#### DATA FOR THIS EXERCISE

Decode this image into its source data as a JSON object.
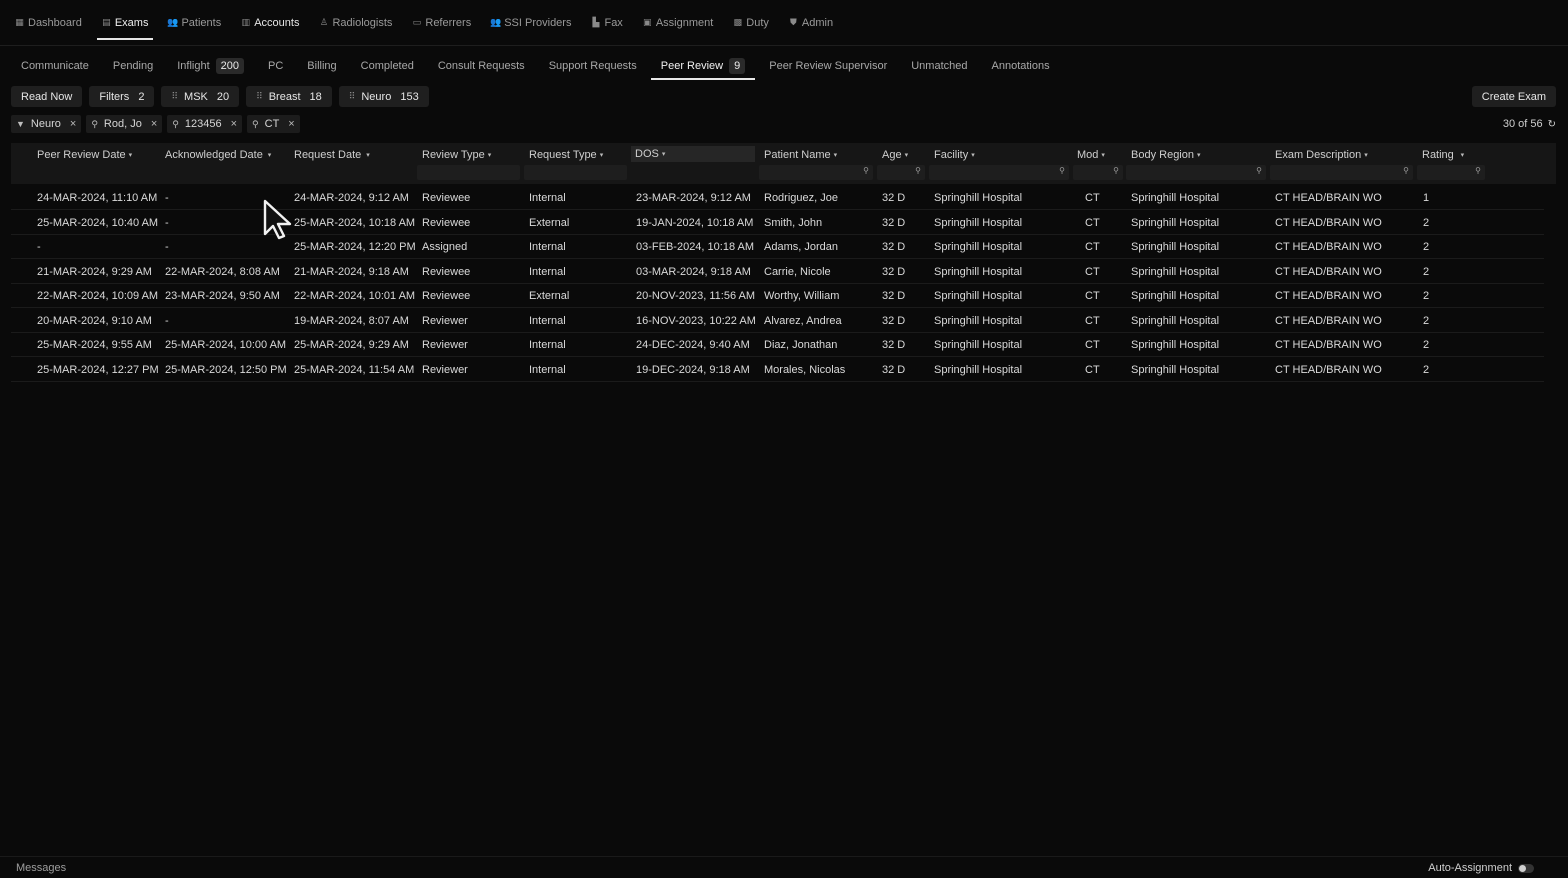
{
  "nav": [
    {
      "label": "Dashboard",
      "icon": "grid-icon",
      "glyph": "▦"
    },
    {
      "label": "Exams",
      "icon": "list-icon",
      "glyph": "▤"
    },
    {
      "label": "Patients",
      "icon": "users-icon",
      "glyph": "👥"
    },
    {
      "label": "Accounts",
      "icon": "building-icon",
      "glyph": "▥"
    },
    {
      "label": "Radiologists",
      "icon": "person-icon",
      "glyph": "♙"
    },
    {
      "label": "Referrers",
      "icon": "id-card-icon",
      "glyph": "▭"
    },
    {
      "label": "SSI Providers",
      "icon": "group-icon",
      "glyph": "👥"
    },
    {
      "label": "Fax",
      "icon": "fax-icon",
      "glyph": "▙"
    },
    {
      "label": "Assignment",
      "icon": "clipboard-icon",
      "glyph": "▣"
    },
    {
      "label": "Duty",
      "icon": "briefcase-icon",
      "glyph": "▩"
    },
    {
      "label": "Admin",
      "icon": "shield-icon",
      "glyph": "⛊"
    }
  ],
  "subtabs": [
    {
      "label": "Communicate"
    },
    {
      "label": "Pending"
    },
    {
      "label": "Inflight",
      "badge": "200"
    },
    {
      "label": "PC"
    },
    {
      "label": "Billing"
    },
    {
      "label": "Completed"
    },
    {
      "label": "Consult Requests"
    },
    {
      "label": "Support Requests"
    },
    {
      "label": "Peer Review",
      "badge": "9"
    },
    {
      "label": "Peer Review Supervisor"
    },
    {
      "label": "Unmatched"
    },
    {
      "label": "Annotations"
    }
  ],
  "quick": {
    "read_now": "Read Now",
    "filters": "Filters",
    "filters_count": "2",
    "msk": "MSK",
    "msk_count": "20",
    "breast": "Breast",
    "breast_count": "18",
    "neuro": "Neuro",
    "neuro_count": "153",
    "create": "Create Exam"
  },
  "chips": [
    {
      "label": "Neuro",
      "icon": "filter-icon",
      "glyph": "⏷"
    },
    {
      "label": "Rod, Jo",
      "icon": "search-icon",
      "glyph": "⌕"
    },
    {
      "label": "123456",
      "icon": "search-icon",
      "glyph": "⌕"
    },
    {
      "label": "CT",
      "icon": "search-icon",
      "glyph": "⌕"
    }
  ],
  "count_text": "30 of 56",
  "columns": [
    {
      "label": "Peer Review Date"
    },
    {
      "label": "Acknowledged Date"
    },
    {
      "label": "Request Date"
    },
    {
      "label": "Review Type"
    },
    {
      "label": "Request Type"
    },
    {
      "label": "DOS"
    },
    {
      "label": "Patient Name"
    },
    {
      "label": "Age"
    },
    {
      "label": "Facility"
    },
    {
      "label": "Mod"
    },
    {
      "label": "Body Region"
    },
    {
      "label": "Exam Description"
    },
    {
      "label": "Rating"
    }
  ],
  "rows": [
    [
      "24-MAR-2024, 11:10 AM",
      "-",
      "24-MAR-2024, 9:12 AM",
      "Reviewee",
      "Internal",
      "23-MAR-2024, 9:12 AM",
      "Rodriguez, Joe",
      "32 D",
      "Springhill Hospital",
      "CT",
      "Springhill Hospital",
      "CT HEAD/BRAIN WO",
      "1"
    ],
    [
      "25-MAR-2024, 10:40 AM",
      "-",
      "25-MAR-2024, 10:18 AM",
      "Reviewee",
      "External",
      "19-JAN-2024, 10:18 AM",
      "Smith, John",
      "32 D",
      "Springhill Hospital",
      "CT",
      "Springhill Hospital",
      "CT HEAD/BRAIN WO",
      "2"
    ],
    [
      "-",
      "-",
      "25-MAR-2024, 12:20 PM",
      "Assigned",
      "Internal",
      "03-FEB-2024, 10:18 AM",
      "Adams, Jordan",
      "32 D",
      "Springhill Hospital",
      "CT",
      "Springhill Hospital",
      "CT HEAD/BRAIN WO",
      "2"
    ],
    [
      "21-MAR-2024, 9:29 AM",
      "22-MAR-2024, 8:08 AM",
      "21-MAR-2024, 9:18 AM",
      "Reviewee",
      "Internal",
      "03-MAR-2024, 9:18 AM",
      "Carrie, Nicole",
      "32 D",
      "Springhill Hospital",
      "CT",
      "Springhill Hospital",
      "CT HEAD/BRAIN WO",
      "2"
    ],
    [
      "22-MAR-2024, 10:09 AM",
      "23-MAR-2024, 9:50 AM",
      "22-MAR-2024, 10:01 AM",
      "Reviewee",
      "External",
      "20-NOV-2023, 11:56 AM",
      "Worthy, William",
      "32 D",
      "Springhill Hospital",
      "CT",
      "Springhill Hospital",
      "CT HEAD/BRAIN WO",
      "2"
    ],
    [
      "20-MAR-2024, 9:10 AM",
      "-",
      "19-MAR-2024, 8:07 AM",
      "Reviewer",
      "Internal",
      "16-NOV-2023, 10:22 AM",
      "Alvarez, Andrea",
      "32 D",
      "Springhill Hospital",
      "CT",
      "Springhill Hospital",
      "CT HEAD/BRAIN WO",
      "2"
    ],
    [
      "25-MAR-2024, 9:55 AM",
      "25-MAR-2024, 10:00 AM",
      "25-MAR-2024, 9:29 AM",
      "Reviewer",
      "Internal",
      "24-DEC-2024, 9:40 AM",
      "Diaz, Jonathan",
      "32 D",
      "Springhill Hospital",
      "CT",
      "Springhill Hospital",
      "CT HEAD/BRAIN WO",
      "2"
    ],
    [
      "25-MAR-2024, 12:27 PM",
      "25-MAR-2024, 12:50 PM",
      "25-MAR-2024, 11:54 AM",
      "Reviewer",
      "Internal",
      "19-DEC-2024, 9:18 AM",
      "Morales, Nicolas",
      "32 D",
      "Springhill Hospital",
      "CT",
      "Springhill Hospital",
      "CT HEAD/BRAIN WO",
      "2"
    ]
  ],
  "footer": {
    "messages": "Messages",
    "auto_assignment": "Auto-Assignment"
  }
}
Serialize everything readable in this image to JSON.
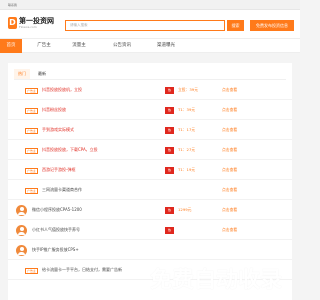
{
  "topbar": {
    "text": "联系我"
  },
  "header": {
    "logo_mark": "D",
    "logo_title": "第一投资网",
    "logo_sub": "Flowce.com",
    "search_placeholder": "请输入搜索",
    "search_button": "搜索",
    "publish_button": "免费发布投资信息",
    "accent_color": "#ff7a1a"
  },
  "nav": [
    {
      "label": "首页",
      "active": true
    },
    {
      "label": "广告主",
      "active": false
    },
    {
      "label": "流量主",
      "active": false
    },
    {
      "label": "公告资讯",
      "active": false
    },
    {
      "label": "渠道曝光",
      "active": false
    }
  ],
  "subtabs": [
    {
      "label": "热门",
      "active": true
    },
    {
      "label": "最新",
      "active": false
    }
  ],
  "rows": [
    {
      "kind": "badge",
      "badge": "广告主",
      "title": "抖音投放投放机，立投",
      "tag": "热",
      "price": "立投：39元",
      "action": "点击查看"
    },
    {
      "kind": "badge",
      "badge": "广告主",
      "title": "抖音粉丝投放",
      "tag": "热",
      "price": "T1：39元",
      "action": "点击查看"
    },
    {
      "kind": "badge",
      "badge": "广告主",
      "title": "手到游戏实际模式",
      "tag": "热",
      "price": "T1：17元",
      "action": "点击查看"
    },
    {
      "kind": "badge",
      "badge": "广告主",
      "title": "抖音投放投放，下载CPA，立投",
      "tag": "热",
      "price": "T1：27元",
      "action": "点击查看"
    },
    {
      "kind": "badge",
      "badge": "广告主",
      "title": "西游记手游投-弹框",
      "tag": "热",
      "price": "T1：19元",
      "action": "点击查看"
    },
    {
      "kind": "badge",
      "badge": "广告主",
      "title": "三网流量卡渠道商合作",
      "tag": "",
      "price": "",
      "action": "点击查看"
    },
    {
      "kind": "user",
      "title": "微信小程序投放CPA5-1200",
      "tag": "热",
      "price": "1299元",
      "action": "点击查看"
    },
    {
      "kind": "user",
      "title": "小红书人气值投放快手养号",
      "tag": "热",
      "price": "",
      "action": "点击查看"
    },
    {
      "kind": "user",
      "title": "快手IP推广服务投放CPS+",
      "tag": "",
      "price": "",
      "action": ""
    },
    {
      "kind": "badge",
      "badge": "广告主",
      "title": "给卡流量卡一手平台，日结支付，需要广告新",
      "tag": "",
      "price": "",
      "action": ""
    }
  ],
  "watermark": "免费自动收录"
}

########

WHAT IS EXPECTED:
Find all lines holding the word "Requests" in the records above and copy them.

TASK ANSWER:
      "label": "Consult Requests"
      "label": "Support Requests"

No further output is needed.